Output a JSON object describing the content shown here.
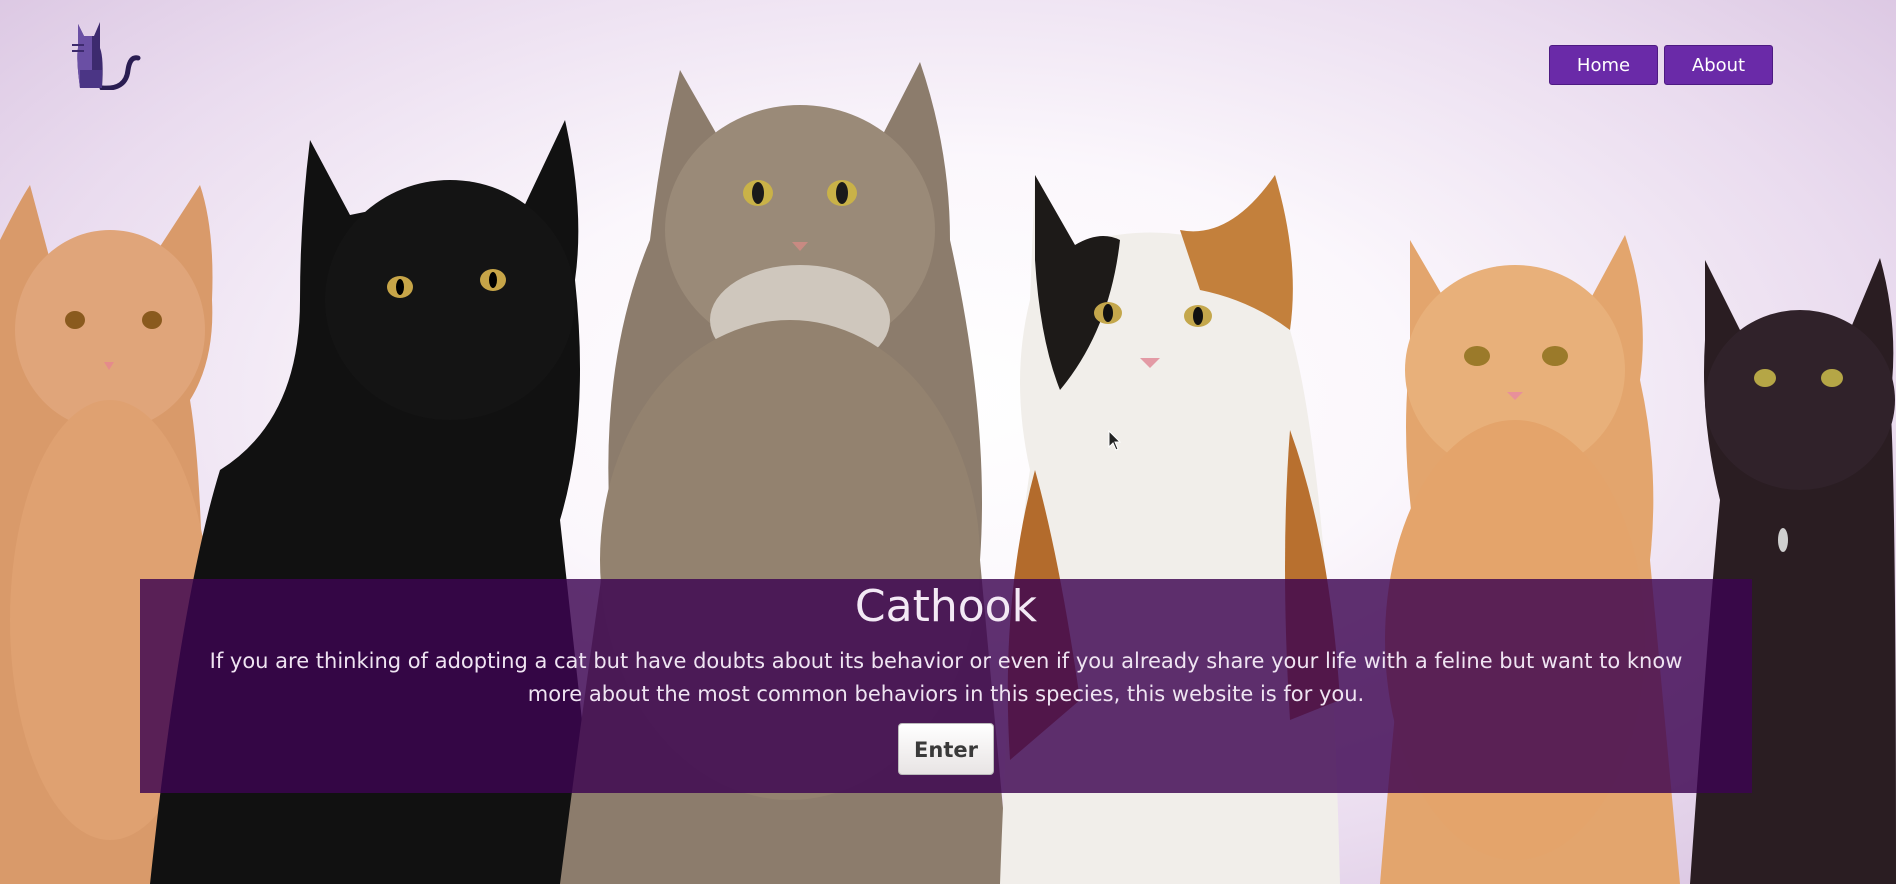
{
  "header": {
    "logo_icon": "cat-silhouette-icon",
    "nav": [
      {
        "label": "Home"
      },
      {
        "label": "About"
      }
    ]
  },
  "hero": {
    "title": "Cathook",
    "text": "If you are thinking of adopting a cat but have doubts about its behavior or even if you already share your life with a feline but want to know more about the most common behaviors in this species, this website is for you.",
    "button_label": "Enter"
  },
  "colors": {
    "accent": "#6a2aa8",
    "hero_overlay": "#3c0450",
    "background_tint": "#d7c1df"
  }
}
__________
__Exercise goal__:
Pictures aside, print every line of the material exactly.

__Response to this task__:
Output a JSON object describing the content shown here.
{
  "header": {
    "logo_icon": "cat-silhouette-icon",
    "nav": [
      {
        "label": "Home"
      },
      {
        "label": "About"
      }
    ]
  },
  "hero": {
    "title": "Cathook",
    "text": "If you are thinking of adopting a cat but have doubts about its behavior or even if you already share your life with a feline but want to know more about the most common behaviors in this species, this website is for you.",
    "button_label": "Enter"
  },
  "colors": {
    "accent": "#6a2aa8",
    "hero_overlay": "#3c0450",
    "background_tint": "#d7c1df"
  }
}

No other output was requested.